In Northern Ireland the situation that the UK Government has created with regards the rape clause is even more outrageous. Third party referrers – including doctors – are obligated to report crimes, including rape, to the police, meaning that women in Northern Ireland could be placed in an even more precarious position with regards their safety should they engage with the exemption process.

That hundreds of women have had to tell a stranger that their child was conceived as a result of rape or coercion, just to make ends meet, is a stain on this UK Government and every Minister who has stood to defend this policy.

Earlier this year Amber Rudd, Secretary of State at the Department for Work and Pensions (DWP), amended the policy, meaning that it would only apply to those children born after April 2017 (when the policy came into force). This however risks creating two classes of family, with those born after 6 April 2017 still subjected to it, further perpetuating and embedding unfairness in the system.

The Child Poverty Action Group (CPAG) and the Church of England – along with the support of other agencies – recently published a report which puts beyond doubt the notion that families can work themselves out of the two-child limit. Indeed, the UK Government’s own data underlines that the majority of families affected are in work.

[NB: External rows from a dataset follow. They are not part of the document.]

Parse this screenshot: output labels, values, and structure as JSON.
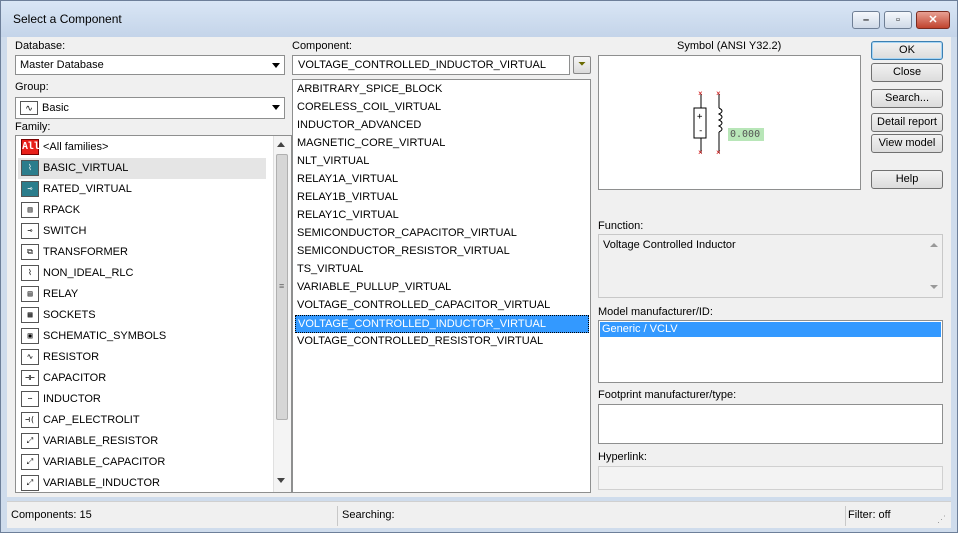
{
  "window": {
    "title": "Select a Component"
  },
  "database": {
    "label": "Database:",
    "value": "Master Database"
  },
  "group": {
    "label": "Group:",
    "value": "Basic"
  },
  "family": {
    "label": "Family:",
    "items": [
      {
        "label": "<All families>",
        "icon": "all-families-icon",
        "glyph": "All"
      },
      {
        "label": "BASIC_VIRTUAL",
        "icon": "basic-virtual-icon",
        "glyph": "⌇"
      },
      {
        "label": "RATED_VIRTUAL",
        "icon": "rated-virtual-icon",
        "glyph": "⊸"
      },
      {
        "label": "RPACK",
        "icon": "rpack-icon",
        "glyph": "▥"
      },
      {
        "label": "SWITCH",
        "icon": "switch-icon",
        "glyph": "⊸"
      },
      {
        "label": "TRANSFORMER",
        "icon": "transformer-icon",
        "glyph": "⧉"
      },
      {
        "label": "NON_IDEAL_RLC",
        "icon": "non-ideal-rlc-icon",
        "glyph": "⌇"
      },
      {
        "label": "RELAY",
        "icon": "relay-icon",
        "glyph": "▤"
      },
      {
        "label": "SOCKETS",
        "icon": "sockets-icon",
        "glyph": "▦"
      },
      {
        "label": "SCHEMATIC_SYMBOLS",
        "icon": "schematic-symbols-icon",
        "glyph": "▣"
      },
      {
        "label": "RESISTOR",
        "icon": "resistor-icon",
        "glyph": "∿"
      },
      {
        "label": "CAPACITOR",
        "icon": "capacitor-icon",
        "glyph": "⊣⊢"
      },
      {
        "label": "INDUCTOR",
        "icon": "inductor-icon",
        "glyph": "∽"
      },
      {
        "label": "CAP_ELECTROLIT",
        "icon": "cap-electrolit-icon",
        "glyph": "⊣("
      },
      {
        "label": "VARIABLE_RESISTOR",
        "icon": "variable-resistor-icon",
        "glyph": "⤢"
      },
      {
        "label": "VARIABLE_CAPACITOR",
        "icon": "variable-capacitor-icon",
        "glyph": "⤢"
      },
      {
        "label": "VARIABLE_INDUCTOR",
        "icon": "variable-inductor-icon",
        "glyph": "⤢"
      }
    ]
  },
  "component": {
    "label": "Component:",
    "value": "VOLTAGE_CONTROLLED_INDUCTOR_VIRTUAL",
    "items": [
      "ARBITRARY_SPICE_BLOCK",
      "CORELESS_COIL_VIRTUAL",
      "INDUCTOR_ADVANCED",
      "MAGNETIC_CORE_VIRTUAL",
      "NLT_VIRTUAL",
      "RELAY1A_VIRTUAL",
      "RELAY1B_VIRTUAL",
      "RELAY1C_VIRTUAL",
      "SEMICONDUCTOR_CAPACITOR_VIRTUAL",
      "SEMICONDUCTOR_RESISTOR_VIRTUAL",
      "TS_VIRTUAL",
      "VARIABLE_PULLUP_VIRTUAL",
      "VOLTAGE_CONTROLLED_CAPACITOR_VIRTUAL",
      "VOLTAGE_CONTROLLED_INDUCTOR_VIRTUAL",
      "VOLTAGE_CONTROLLED_RESISTOR_VIRTUAL"
    ],
    "selected_index": 13
  },
  "symbol": {
    "label": "Symbol (ANSI Y32.2)",
    "value_text": "0.000"
  },
  "function": {
    "label": "Function:",
    "text": "Voltage Controlled Inductor"
  },
  "model": {
    "label": "Model manufacturer/ID:",
    "selected": "Generic / VCLV"
  },
  "footprint": {
    "label": "Footprint manufacturer/type:"
  },
  "hyperlink": {
    "label": "Hyperlink:"
  },
  "buttons": {
    "ok": "OK",
    "close": "Close",
    "search": "Search...",
    "detail_report": "Detail report",
    "view_model": "View model",
    "help": "Help"
  },
  "status": {
    "components": "Components: 15",
    "searching": "Searching:",
    "filter": "Filter: off"
  }
}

I urge the new Prime Minister to take proper cognisance of this data, recognise the undeniable damage that his party’s policies are doing to the very fabric of our society, and scrap this failed policy immediately."
 

Alison Thewliss is SNP MP for Glasgow Central.